== Segment start ==
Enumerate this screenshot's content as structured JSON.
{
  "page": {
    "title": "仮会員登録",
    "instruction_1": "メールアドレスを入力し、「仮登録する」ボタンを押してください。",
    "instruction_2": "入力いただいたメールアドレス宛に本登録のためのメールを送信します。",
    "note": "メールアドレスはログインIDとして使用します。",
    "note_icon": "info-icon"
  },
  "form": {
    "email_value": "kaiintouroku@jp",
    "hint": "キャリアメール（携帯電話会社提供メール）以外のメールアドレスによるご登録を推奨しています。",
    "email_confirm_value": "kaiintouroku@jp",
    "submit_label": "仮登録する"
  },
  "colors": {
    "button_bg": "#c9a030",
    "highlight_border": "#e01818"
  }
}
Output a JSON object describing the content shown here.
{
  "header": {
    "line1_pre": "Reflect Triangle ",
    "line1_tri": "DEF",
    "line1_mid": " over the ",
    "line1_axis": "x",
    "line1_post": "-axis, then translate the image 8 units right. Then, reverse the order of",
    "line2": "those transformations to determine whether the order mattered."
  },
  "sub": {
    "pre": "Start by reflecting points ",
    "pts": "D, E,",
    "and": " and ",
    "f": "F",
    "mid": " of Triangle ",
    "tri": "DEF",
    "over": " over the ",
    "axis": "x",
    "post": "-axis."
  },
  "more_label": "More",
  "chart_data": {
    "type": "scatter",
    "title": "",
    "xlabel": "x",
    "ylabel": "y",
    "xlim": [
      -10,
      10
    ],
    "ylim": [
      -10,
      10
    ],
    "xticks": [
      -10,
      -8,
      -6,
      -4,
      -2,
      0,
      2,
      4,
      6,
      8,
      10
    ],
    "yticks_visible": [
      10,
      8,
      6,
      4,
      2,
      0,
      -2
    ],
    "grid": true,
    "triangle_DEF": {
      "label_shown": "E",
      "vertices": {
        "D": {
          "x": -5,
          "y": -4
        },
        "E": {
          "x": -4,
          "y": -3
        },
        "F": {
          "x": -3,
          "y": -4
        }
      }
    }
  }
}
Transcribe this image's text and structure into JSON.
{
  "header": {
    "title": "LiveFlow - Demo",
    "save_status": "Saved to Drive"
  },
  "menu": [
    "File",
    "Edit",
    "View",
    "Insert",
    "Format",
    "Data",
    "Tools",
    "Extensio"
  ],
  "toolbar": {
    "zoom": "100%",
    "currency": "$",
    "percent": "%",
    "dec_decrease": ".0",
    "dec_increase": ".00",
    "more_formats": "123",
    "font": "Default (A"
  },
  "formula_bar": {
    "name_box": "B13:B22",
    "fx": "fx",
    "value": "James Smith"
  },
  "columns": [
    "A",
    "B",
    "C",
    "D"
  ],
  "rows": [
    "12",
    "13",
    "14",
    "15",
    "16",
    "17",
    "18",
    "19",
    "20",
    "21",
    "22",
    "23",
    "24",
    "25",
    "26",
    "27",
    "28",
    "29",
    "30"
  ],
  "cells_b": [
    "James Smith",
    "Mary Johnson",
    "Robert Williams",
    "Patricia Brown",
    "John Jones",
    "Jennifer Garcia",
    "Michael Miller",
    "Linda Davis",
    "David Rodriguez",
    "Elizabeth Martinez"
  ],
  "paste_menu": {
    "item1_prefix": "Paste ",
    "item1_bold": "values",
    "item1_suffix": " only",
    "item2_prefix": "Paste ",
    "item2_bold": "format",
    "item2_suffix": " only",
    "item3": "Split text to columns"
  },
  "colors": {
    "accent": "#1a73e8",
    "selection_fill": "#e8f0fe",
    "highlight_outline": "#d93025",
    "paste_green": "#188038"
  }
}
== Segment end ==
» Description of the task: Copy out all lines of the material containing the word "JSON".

» Completed exercise:
Enumerate this screenshot's content as structured JSON.
Output a JSON object describing the content shown here.
Transcribe this image's text and structure into JSON.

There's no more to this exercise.